3) I cannot argue that ignorance is not bliss; it is. But I will question whether it is indeed better to live blissfully ignorant. Ack. Somehow I knew this would end in philosophy.

4) God, it's been ages since I've had an intelligent conversation with someone.

swimmerguy's picture


1) We do evolve though. It was one of the theories of Jurassic Park that while you may be able to bring back other dinosaurs, the velociraptor might not be possible to bring back and have survive. This is because they are more intelligent. So, we'd get their physcial evolution, but not their mental evolution. We evolve in what we teach our young, because if you just took human DNA and made a man, and didn't teach him anything, just set him off in the forest, he would probably die. He certainly wouldn't start a society, because no one has taught him to.

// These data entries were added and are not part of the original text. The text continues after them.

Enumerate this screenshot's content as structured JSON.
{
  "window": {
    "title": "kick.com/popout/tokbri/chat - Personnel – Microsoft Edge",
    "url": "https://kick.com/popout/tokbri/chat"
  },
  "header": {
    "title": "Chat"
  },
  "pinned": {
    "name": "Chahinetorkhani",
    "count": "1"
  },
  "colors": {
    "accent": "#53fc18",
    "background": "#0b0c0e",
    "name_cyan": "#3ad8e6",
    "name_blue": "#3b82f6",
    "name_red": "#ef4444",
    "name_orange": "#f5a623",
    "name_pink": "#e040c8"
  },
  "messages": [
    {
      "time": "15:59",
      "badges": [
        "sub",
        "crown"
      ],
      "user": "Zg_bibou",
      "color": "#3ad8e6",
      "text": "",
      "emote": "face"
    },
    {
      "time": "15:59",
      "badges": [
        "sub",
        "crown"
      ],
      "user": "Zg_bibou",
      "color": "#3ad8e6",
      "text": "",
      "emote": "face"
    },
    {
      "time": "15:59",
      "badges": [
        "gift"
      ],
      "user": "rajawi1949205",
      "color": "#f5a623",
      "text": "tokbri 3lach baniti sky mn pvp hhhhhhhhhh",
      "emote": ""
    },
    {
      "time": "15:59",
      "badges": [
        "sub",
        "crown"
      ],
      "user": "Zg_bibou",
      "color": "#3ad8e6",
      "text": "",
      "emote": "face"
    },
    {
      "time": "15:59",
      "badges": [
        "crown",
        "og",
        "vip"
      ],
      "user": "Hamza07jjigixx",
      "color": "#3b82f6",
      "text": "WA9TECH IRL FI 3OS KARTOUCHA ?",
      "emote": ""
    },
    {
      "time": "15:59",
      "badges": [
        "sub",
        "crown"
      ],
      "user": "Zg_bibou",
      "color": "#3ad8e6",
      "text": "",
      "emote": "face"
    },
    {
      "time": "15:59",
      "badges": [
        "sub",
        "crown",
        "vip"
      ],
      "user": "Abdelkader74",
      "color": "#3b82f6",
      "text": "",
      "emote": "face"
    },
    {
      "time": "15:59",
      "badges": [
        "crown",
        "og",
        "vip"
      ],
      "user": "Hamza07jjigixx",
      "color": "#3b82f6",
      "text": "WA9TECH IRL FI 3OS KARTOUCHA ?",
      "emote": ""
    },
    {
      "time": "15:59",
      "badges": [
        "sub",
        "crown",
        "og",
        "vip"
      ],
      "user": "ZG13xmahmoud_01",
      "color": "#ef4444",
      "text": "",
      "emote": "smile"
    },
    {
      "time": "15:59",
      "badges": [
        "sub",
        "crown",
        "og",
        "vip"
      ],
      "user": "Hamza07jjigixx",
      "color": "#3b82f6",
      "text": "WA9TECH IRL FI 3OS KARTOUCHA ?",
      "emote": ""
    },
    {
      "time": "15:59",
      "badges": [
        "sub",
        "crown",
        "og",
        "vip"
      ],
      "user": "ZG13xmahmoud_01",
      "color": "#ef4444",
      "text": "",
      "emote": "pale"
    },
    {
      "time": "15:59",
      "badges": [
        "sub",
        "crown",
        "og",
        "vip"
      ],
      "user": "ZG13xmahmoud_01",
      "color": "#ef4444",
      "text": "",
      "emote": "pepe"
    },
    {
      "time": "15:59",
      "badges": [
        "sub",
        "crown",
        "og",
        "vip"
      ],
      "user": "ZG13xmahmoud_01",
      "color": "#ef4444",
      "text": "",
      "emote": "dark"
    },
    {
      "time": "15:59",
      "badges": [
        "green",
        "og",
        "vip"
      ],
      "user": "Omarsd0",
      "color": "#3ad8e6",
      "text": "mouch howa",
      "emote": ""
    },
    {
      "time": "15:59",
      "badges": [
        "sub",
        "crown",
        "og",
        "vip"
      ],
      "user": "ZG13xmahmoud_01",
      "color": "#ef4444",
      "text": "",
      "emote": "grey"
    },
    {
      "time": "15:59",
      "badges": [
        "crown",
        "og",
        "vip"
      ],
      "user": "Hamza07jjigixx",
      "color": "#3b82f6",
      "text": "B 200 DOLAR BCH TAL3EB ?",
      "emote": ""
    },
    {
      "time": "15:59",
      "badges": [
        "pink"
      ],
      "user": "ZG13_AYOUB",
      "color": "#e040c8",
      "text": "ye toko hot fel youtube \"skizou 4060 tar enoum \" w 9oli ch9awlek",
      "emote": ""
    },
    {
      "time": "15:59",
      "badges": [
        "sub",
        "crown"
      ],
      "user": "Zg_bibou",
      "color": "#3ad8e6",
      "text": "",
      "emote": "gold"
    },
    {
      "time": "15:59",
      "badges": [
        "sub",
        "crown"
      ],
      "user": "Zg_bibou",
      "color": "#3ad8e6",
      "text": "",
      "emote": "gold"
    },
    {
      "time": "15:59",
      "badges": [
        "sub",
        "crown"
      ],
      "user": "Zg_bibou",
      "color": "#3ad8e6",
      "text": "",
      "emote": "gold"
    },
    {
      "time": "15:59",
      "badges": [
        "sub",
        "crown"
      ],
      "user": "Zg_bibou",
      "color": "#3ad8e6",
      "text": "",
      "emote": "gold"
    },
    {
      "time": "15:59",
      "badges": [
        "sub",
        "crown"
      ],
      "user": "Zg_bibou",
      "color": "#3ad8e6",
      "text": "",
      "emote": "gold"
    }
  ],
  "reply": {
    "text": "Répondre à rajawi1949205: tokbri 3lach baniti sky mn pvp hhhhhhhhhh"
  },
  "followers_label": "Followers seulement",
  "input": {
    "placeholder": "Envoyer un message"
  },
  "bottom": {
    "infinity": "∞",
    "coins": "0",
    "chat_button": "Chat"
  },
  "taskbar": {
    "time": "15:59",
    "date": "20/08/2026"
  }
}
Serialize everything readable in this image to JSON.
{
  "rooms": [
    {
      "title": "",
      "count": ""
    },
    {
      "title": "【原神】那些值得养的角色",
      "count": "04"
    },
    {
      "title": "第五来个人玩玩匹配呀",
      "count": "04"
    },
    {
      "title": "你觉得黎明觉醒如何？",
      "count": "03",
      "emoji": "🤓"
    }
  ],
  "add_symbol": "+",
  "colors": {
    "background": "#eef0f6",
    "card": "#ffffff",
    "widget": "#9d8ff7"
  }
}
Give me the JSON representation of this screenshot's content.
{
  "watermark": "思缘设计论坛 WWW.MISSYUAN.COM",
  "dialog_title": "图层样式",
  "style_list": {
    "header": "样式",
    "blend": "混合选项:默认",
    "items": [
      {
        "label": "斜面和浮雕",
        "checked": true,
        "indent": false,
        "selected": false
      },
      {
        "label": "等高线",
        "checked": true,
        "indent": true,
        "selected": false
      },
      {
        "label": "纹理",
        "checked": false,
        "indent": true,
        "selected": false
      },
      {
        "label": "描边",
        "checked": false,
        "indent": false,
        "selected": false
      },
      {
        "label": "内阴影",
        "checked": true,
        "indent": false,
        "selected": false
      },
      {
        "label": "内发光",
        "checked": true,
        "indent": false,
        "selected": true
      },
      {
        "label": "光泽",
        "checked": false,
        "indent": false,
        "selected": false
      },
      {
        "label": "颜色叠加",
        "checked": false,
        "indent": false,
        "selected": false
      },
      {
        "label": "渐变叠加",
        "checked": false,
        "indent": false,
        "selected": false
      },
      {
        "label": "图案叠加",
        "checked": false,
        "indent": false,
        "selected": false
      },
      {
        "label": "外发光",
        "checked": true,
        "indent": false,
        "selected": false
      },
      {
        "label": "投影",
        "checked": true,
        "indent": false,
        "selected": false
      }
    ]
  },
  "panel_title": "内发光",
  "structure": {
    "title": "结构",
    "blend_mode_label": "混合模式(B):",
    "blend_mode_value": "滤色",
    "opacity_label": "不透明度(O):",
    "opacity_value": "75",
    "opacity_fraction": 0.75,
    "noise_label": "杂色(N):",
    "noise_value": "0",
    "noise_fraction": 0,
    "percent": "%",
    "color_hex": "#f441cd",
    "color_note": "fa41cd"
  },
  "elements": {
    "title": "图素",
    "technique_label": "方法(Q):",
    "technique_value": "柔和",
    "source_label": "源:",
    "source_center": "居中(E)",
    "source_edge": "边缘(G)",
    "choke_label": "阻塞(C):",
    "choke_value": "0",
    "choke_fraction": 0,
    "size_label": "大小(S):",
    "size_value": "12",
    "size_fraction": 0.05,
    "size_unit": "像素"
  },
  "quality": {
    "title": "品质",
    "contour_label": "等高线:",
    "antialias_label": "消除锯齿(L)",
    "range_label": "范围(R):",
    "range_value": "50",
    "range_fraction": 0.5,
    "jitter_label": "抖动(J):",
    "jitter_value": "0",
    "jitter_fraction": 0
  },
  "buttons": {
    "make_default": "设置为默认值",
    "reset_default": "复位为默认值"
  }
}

2) Well, the beauty of our free market society is that everyone knows how to perform some job. We have vast amounts of people, so there is enought for a tiny percentage to do EVERY job. It would be difficult to kill EVERYONE who knows how to do something, along with the records explaining how to do it, along with all examples of it, etc. I doubt another Dark Age.

3) I think there are no problems with living ignorant. I think you are just as happy before something, but once you have it, you would hate to have it taken away. It's because of our human tencency to want more. We get happy in getting something, but then it fades, because we don't like just having something.

4) I find it's good to sort of take out my brain and spin the wheels sometimes.

No one escapes from life alive

Just Dave's picture

1) Sure, our civilizations

1) Sure, our civilizations and cultures evolve, but we do not; physiologically, human infants are exactly the same as they where years ago. Besides, evolution of cultures really only ceases when one culture is unquestionably dominant, like Rome, or ancient China. Once there is no competition, the civilization falls in on itself, and mass communication and a free market only promote competition

2) Yes, but my point is that the true "enlightenment" only extends to a minute portion of the population. It's like concrete in ancient Rome; everyone used the concrete aqueducts, but so few knew what was actually in the concrete that the technology was lost for hundreds of years. Obviously, not every one of the people who knew what was in it died; they just had other concerns, like the destruction of their empire. Furthermore, if there is one achilles heel in our way of life, it is energy; everything in our lives depends on our access to electricity and gasoline. You can't even access most current developments without it.

3) Let me clarify what I mean by dark age, as well. I don't mean that we'll hop back on our horses with maces and plate armor. I think that IF it happened, it would be a lot like the original; they had the technology of the earlier civilizations, but there was no unified force that had enough resources to continue progress, so things just slowly got worse.

4) Like I said: I agree that people are happier ignorant. But, like ferrets pointed out, horrible things are done because of ignorance. Hell, prejudice against gays is probably one of the milder things it has caused.

5)Agreed. It's like bench press for my frontal lobe.

ferrets's picture


as gay ppl fighting for equel rights, isnt ignorance what we try to destroy, since ignorance is what alot of homophobia is born from?

"...I find it kinda funny,I find it kinda sad, that the dreams where i am dieing are the best I've ever had..." -gary jules

elph's picture


...stems from fear that comes from adhering to an ideology that guarantees that it covers all that needs to be known. This means that once it is mastered (i.e., the ideology) you become unassailable... at least if you maintain the proper delusional state.

It's so very easy to be perfect. This is what we must fight...

Am I being a bit overly cryptic? I hope not :)

Just Dave's picture


Not overly cryptic, I don't think.

What I think you said: Homophobia stems from people believing in a religion and fearing that if they are wrong about one thing, they are wrong about everything in the religion, and thus going to hell. A defense mechanism.

Dracofangxxx's picture

Wow, Chad

You should definitely join me in being a Philosophy major.
Smile real pretty for me, baby.